That's a whole lot of cameras and a whole lot of tech. There's still room for improvement - higher quality sensors for the zoom optics, for example - but as a first, the Vivo X50 Pro delivers on its pro promise by offering a good variety.
It's the gimbal stabilisation that's the star of the show though. It's somewhat perplexing, therefore, that the Pro Plus (i.e. the model above this one, which won't launch in Europe we're lead to believe) doesn't feature the gimbal feature at all.
As a first push into wider markets, we think the Vivo X50 Pro is a revelation. It's more accomplished than many competitors have been at that same stage, delivers a first-of-its-kind gimbal stabilisation system, and a decent overall camera setup.

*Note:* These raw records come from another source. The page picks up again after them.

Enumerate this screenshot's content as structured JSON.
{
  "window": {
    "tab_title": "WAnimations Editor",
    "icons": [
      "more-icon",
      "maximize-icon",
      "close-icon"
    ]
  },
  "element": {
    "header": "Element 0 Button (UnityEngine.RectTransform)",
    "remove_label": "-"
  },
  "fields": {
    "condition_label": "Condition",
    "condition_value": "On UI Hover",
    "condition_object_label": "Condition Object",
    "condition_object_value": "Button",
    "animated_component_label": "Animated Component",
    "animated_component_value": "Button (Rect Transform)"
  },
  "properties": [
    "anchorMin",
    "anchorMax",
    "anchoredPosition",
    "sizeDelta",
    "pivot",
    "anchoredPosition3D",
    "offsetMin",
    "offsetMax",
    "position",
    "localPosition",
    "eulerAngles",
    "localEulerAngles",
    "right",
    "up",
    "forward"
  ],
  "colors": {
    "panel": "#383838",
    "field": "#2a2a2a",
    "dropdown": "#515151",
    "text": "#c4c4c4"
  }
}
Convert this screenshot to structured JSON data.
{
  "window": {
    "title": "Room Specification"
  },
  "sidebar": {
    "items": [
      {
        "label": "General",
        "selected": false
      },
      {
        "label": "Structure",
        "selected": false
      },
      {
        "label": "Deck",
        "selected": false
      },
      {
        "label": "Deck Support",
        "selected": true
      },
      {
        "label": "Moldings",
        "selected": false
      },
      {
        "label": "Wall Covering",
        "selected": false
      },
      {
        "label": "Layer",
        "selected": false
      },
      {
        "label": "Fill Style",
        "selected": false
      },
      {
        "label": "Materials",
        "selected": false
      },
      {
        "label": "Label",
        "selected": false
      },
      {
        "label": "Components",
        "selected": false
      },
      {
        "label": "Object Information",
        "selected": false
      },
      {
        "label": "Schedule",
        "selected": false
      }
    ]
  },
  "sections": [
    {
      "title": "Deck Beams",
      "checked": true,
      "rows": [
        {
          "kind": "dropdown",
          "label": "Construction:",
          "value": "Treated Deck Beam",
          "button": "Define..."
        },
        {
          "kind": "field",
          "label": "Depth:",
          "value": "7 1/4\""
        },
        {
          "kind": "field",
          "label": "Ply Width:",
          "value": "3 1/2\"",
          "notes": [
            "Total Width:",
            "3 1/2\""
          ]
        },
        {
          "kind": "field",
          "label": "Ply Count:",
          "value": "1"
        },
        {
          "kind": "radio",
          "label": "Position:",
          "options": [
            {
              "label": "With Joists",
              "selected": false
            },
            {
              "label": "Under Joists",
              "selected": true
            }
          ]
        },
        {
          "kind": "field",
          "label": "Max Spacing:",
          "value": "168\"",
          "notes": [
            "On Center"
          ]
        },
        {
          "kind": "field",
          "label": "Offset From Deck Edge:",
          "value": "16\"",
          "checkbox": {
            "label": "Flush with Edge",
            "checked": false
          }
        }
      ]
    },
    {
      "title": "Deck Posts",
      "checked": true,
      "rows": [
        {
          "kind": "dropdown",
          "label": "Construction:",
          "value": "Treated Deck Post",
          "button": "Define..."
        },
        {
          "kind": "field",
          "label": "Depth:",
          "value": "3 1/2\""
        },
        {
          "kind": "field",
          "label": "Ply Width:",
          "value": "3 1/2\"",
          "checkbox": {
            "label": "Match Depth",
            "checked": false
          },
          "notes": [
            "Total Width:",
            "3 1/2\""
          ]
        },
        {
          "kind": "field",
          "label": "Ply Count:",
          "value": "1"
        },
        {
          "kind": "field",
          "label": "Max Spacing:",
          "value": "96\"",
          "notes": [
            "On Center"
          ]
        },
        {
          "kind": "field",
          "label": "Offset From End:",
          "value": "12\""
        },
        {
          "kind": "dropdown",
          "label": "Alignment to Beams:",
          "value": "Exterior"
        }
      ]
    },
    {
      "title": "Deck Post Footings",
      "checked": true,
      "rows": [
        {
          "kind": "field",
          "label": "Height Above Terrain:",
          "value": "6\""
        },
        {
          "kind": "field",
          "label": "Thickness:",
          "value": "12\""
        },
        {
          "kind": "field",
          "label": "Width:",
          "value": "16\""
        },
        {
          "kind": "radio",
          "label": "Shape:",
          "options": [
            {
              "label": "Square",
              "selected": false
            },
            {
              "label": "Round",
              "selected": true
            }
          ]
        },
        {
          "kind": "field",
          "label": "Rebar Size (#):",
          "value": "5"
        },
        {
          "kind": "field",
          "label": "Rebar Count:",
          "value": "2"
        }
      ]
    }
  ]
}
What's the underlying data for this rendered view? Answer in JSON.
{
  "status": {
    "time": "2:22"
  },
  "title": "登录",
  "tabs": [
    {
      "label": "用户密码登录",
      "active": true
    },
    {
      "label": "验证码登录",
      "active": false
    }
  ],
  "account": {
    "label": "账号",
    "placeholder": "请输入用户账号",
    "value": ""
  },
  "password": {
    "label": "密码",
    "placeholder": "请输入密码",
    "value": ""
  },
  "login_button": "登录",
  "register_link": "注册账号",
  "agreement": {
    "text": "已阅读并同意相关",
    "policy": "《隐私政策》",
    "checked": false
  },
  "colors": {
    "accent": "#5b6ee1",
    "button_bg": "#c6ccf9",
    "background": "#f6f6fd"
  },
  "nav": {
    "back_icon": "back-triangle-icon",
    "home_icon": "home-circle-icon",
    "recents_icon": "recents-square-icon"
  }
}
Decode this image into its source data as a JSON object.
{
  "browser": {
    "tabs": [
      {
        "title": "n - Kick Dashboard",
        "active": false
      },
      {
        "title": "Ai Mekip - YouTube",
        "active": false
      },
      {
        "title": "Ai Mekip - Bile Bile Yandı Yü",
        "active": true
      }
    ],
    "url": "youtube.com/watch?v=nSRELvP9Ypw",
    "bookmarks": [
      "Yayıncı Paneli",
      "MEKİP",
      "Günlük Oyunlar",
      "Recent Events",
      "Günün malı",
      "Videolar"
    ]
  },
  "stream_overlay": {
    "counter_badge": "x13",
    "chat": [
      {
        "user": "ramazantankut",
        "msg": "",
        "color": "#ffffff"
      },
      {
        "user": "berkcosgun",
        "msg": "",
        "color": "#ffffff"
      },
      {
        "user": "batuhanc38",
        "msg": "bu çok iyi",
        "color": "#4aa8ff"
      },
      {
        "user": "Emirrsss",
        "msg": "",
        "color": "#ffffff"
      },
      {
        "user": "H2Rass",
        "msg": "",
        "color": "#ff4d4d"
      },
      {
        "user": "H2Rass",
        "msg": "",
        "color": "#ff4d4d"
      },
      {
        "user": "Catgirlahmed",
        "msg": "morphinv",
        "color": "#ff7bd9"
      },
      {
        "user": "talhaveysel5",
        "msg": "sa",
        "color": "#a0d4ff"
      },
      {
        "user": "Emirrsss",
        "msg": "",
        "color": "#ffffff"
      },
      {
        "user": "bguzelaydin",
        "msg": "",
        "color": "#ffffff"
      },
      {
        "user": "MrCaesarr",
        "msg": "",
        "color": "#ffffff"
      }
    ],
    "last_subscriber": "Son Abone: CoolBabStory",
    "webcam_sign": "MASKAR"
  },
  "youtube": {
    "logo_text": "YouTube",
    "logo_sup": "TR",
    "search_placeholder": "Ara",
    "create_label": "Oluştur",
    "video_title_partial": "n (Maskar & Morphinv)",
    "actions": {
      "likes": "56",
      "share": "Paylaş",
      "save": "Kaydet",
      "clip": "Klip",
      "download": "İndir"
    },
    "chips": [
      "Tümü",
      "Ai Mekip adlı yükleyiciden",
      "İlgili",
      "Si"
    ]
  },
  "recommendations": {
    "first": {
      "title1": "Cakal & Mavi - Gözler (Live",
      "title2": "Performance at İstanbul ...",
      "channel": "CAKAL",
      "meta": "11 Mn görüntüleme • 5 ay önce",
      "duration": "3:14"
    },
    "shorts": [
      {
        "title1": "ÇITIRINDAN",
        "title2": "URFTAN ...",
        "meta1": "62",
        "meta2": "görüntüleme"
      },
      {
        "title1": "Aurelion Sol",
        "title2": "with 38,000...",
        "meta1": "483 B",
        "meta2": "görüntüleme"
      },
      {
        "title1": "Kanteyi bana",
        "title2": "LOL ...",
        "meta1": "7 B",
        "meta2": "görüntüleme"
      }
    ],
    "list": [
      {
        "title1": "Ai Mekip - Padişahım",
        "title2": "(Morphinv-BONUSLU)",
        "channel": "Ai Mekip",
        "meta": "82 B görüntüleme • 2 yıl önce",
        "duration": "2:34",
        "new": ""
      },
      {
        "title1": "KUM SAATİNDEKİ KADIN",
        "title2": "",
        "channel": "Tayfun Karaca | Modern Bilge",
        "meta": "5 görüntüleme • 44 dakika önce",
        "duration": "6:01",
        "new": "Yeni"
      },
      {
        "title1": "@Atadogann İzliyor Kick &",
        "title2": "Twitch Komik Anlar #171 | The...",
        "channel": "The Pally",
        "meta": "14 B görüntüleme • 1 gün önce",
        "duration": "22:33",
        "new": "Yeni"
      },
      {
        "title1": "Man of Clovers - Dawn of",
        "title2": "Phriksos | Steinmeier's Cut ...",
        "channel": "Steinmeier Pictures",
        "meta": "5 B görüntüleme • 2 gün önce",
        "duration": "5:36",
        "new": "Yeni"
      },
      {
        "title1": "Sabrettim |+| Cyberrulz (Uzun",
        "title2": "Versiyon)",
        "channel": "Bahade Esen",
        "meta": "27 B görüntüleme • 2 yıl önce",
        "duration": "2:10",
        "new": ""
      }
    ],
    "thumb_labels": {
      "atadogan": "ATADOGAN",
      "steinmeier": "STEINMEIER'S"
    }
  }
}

At the time of writing, however, we don't have a firm assessment on pricing information. Plus the yo-yo experience we've had with permissions/notifications, and some jaggies when scaling content (such as in-game - which seems odd given how capable the screen is otherwise), hold the X50 Pro back a peg or two.
All in all, however, the X50 Pro earns its pro namesake - and that despite not using top-tier Qualcomm hardware, as seems to be an increasing norm - by delivering strong on design, finish, and feature set.
We suspect you might be seeing Vivo a lot more in the future - and not just on the front of footie players' shirts come 2022 (Vivo is the official FIFA World Cup sponsor, which, as an aside, should give you some understanding of just how serious this company's financial clout is) - as its concept phones of recent past become a future reality.
It's quite hard to compare the Vivo to anything else directly as we don't yet know the price. But if you're looking for a curved screen device, with a decent main camera, but want better software assurance, then the Moto Edge - which has the same processing power as the X50 Pro - is a good shout.